“We also have different fish welfare concerns, many of which we are hopeful the system will help to mitigate,” Thomson said.
The Canadian trial is adapted to local waters with use of four deep-water intakes roughly 25 metres beneath the ocean surface.
“The hope is that this will potentially eliminate harmful algae and sea lice from entering the system,” Thomson said. “Overall, this technology gives us a greater ability to control water quality within the system.”
An initial control group of 233,000 smolts is being reared in two open-pen nets while 495,000 smolts are in the SCCS. Cermaq plans to transfer fish from the SCCS to the net pen to test performance and effectiveness of the system.
“We are also investigating the feasibility of using this technology as smolt entry sites or nurseries,” Thomson said.
The practice of moving smolts from freshwater to sea pen can be stressful, making them more prone to health risks associated with marine environments.
“By using the SCCS as an entry site, we may be able to reduce stress and minimize exposure for smolts, helping to improve overall fish performance and welfare,” Thomson said.
Clayoquot Action questions why the federal government would subsidize the trial — 15-20 percent of the $5-million cost comes from the Clean Energy Fund — believing public funds should instead support a transition to land-based fish farming and workers along the coast who will be affected.
“This is not for wild salmon,” Lewis said.
“It all circles back to the Cohen commission recommendation No. 3,” that the federal government remove the DFO mandate to promote salmon farming, he added. “We know how DFO handled the (Atlantic) cod and they knew the science then.

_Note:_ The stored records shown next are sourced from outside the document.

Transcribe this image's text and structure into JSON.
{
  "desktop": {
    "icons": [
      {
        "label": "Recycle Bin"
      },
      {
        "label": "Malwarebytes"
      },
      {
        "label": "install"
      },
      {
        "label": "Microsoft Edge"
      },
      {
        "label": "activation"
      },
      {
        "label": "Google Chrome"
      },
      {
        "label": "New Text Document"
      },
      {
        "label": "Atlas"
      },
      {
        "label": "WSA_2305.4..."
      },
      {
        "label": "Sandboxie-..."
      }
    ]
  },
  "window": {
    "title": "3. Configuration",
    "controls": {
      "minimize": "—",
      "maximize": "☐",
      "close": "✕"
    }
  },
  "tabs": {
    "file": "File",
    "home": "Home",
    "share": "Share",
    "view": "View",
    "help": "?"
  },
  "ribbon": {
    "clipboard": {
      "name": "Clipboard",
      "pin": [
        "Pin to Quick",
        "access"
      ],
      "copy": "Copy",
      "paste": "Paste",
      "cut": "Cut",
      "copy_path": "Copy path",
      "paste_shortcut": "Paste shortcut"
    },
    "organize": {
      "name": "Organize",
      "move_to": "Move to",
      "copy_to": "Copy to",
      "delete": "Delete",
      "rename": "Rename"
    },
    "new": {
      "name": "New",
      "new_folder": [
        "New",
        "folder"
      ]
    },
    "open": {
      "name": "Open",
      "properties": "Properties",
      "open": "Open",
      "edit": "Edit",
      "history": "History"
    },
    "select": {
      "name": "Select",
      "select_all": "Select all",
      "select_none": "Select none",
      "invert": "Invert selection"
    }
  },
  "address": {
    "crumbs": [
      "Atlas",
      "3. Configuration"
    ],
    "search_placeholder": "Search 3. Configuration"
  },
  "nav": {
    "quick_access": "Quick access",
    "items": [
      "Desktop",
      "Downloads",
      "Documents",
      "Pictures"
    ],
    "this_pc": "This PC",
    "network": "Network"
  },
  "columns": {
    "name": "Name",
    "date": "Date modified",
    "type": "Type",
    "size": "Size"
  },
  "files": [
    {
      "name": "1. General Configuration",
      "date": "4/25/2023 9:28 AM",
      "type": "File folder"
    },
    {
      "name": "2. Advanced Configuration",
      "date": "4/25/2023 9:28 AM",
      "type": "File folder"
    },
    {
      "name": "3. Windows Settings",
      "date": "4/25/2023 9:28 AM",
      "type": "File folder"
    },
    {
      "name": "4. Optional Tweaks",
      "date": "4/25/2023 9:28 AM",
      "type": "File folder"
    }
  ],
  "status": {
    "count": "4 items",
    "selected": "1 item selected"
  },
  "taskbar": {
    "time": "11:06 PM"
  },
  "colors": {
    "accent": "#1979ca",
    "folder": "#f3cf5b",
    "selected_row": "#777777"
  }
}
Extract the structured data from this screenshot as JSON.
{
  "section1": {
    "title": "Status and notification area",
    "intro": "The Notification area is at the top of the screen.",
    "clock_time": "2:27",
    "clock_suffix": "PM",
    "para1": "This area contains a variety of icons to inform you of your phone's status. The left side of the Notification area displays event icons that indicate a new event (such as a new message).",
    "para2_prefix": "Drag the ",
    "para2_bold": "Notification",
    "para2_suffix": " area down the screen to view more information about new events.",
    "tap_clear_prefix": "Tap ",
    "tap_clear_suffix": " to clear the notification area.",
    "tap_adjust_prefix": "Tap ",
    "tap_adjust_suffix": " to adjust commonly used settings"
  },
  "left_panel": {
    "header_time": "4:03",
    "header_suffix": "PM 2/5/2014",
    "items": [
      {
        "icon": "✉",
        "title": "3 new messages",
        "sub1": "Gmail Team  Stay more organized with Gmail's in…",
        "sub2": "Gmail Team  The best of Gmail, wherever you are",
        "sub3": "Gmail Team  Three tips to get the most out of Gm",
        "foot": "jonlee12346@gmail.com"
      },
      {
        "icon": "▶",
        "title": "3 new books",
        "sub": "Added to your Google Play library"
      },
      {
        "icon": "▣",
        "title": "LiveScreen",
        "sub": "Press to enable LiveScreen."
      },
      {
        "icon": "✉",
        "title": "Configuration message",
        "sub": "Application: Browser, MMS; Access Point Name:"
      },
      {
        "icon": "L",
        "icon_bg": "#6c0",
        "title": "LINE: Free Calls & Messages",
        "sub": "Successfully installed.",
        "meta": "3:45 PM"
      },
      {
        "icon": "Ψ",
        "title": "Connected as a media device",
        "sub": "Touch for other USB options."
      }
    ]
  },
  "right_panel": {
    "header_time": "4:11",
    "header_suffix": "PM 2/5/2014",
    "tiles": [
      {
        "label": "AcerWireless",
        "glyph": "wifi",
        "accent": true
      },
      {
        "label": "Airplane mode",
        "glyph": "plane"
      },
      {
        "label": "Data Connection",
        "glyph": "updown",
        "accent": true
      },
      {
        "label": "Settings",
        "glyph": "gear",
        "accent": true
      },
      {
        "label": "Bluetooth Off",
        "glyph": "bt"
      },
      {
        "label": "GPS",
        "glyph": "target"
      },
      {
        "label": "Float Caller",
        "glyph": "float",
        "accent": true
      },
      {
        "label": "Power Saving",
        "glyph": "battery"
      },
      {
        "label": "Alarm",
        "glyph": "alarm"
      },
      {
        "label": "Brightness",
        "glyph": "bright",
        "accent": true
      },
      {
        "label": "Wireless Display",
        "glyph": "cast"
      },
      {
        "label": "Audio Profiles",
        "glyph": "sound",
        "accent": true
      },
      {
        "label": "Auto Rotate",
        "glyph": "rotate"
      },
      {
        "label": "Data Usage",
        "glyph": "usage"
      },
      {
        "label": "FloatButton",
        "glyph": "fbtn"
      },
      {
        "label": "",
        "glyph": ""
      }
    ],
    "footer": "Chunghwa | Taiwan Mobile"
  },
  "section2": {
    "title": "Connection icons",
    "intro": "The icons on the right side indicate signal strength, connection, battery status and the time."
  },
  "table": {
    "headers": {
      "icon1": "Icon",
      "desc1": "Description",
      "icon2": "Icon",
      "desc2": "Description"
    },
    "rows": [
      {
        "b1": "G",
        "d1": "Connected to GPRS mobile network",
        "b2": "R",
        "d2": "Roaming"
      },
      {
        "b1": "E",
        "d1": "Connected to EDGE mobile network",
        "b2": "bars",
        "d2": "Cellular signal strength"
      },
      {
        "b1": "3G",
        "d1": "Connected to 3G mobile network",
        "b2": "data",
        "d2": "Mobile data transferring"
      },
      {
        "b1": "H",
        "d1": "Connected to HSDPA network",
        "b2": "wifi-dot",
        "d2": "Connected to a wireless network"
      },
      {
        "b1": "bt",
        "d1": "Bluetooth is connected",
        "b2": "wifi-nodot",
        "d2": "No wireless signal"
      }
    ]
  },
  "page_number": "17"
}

Their scientists were telling them then and the scientists are telling them now.”
SCCS is designed to eliminate lateral interaction between farmed and wild salmon and thereby reduce the transfer of sea lice between wild and farmed salmon, benefiting both, Cermaq says.
“We will be tracking sea lice numbers on our fish as part of the project and we see this type of technology as potentially being a useful addition to our production approaches in reducing the level of interactions between our salmon and wild salmon,” said Cermaq spokeswoman Amy Jonsson.